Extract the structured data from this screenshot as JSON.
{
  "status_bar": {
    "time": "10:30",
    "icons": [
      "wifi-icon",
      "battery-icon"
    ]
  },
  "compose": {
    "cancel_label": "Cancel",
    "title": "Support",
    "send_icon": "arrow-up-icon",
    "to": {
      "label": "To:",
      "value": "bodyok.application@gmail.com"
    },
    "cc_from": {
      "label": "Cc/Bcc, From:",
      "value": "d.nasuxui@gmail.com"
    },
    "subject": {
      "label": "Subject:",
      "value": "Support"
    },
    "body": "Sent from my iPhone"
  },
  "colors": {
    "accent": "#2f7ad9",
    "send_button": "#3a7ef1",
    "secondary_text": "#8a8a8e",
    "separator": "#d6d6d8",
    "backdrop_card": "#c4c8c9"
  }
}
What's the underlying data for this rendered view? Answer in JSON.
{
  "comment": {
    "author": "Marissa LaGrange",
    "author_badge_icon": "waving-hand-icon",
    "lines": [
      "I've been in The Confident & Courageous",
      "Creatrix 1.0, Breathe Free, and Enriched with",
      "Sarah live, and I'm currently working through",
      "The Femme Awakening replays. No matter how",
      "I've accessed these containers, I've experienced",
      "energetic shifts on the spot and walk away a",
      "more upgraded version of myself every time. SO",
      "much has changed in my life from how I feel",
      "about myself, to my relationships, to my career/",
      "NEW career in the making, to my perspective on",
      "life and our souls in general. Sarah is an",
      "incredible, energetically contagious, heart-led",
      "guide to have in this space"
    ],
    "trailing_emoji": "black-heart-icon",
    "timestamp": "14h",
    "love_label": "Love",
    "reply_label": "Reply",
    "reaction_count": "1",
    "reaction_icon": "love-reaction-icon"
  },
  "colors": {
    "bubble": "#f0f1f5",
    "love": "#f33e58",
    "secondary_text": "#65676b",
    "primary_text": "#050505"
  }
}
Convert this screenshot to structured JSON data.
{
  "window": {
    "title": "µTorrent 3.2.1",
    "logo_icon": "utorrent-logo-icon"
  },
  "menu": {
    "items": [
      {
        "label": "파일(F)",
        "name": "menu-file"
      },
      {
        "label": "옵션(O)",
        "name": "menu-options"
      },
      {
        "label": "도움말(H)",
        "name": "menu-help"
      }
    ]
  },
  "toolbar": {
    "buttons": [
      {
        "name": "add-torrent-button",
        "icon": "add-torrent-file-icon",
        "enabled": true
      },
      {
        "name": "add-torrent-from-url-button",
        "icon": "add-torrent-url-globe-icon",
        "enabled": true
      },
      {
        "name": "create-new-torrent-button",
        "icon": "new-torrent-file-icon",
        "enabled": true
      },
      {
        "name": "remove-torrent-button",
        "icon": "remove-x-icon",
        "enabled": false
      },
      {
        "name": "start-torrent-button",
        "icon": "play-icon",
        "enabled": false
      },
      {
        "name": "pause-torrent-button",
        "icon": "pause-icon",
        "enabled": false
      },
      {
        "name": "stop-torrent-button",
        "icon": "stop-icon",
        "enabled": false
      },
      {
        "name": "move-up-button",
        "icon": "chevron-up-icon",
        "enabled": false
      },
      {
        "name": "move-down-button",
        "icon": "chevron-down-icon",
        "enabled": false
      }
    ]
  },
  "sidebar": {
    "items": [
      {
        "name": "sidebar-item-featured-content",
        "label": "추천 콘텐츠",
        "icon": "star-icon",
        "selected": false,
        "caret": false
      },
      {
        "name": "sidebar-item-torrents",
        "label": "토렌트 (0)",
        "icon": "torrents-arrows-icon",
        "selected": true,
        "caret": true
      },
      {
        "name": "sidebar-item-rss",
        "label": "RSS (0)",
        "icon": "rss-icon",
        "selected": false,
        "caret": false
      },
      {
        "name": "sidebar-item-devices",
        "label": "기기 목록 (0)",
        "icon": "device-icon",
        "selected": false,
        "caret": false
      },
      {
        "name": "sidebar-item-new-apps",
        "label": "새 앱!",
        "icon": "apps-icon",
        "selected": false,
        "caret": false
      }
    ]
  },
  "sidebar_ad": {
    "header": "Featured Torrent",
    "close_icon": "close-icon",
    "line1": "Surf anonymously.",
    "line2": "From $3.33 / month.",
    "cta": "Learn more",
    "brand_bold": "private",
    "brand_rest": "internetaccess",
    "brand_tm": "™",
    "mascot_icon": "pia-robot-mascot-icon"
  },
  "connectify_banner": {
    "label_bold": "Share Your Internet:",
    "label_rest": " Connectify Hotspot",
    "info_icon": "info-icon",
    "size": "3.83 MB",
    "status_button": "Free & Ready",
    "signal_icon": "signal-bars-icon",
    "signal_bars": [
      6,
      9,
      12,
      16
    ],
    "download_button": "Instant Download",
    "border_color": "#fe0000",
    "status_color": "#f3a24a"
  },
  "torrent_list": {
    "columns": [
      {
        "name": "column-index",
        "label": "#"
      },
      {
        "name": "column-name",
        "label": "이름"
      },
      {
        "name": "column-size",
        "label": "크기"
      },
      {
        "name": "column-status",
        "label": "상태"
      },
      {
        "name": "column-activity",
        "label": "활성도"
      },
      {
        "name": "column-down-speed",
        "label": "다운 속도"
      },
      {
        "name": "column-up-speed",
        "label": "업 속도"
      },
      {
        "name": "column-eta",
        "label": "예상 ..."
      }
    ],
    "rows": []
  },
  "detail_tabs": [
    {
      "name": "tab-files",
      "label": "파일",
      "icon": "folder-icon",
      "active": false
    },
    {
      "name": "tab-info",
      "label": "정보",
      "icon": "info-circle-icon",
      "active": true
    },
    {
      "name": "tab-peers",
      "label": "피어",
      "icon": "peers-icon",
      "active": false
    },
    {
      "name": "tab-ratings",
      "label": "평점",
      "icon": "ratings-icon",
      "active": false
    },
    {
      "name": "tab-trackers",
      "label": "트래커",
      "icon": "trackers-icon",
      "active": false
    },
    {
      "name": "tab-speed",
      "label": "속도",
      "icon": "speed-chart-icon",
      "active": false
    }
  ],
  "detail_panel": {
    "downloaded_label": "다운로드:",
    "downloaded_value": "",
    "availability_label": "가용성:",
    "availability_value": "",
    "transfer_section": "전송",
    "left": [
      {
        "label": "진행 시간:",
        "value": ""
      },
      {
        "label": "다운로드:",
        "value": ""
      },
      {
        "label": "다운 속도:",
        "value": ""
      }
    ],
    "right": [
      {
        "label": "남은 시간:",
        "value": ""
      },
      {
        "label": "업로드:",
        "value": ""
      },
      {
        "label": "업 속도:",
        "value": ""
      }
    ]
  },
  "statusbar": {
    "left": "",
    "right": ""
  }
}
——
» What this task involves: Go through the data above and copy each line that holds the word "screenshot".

» Answer section:
Extract the structured data from this screenshot as JSON.
Convert this screenshot to structured JSON data.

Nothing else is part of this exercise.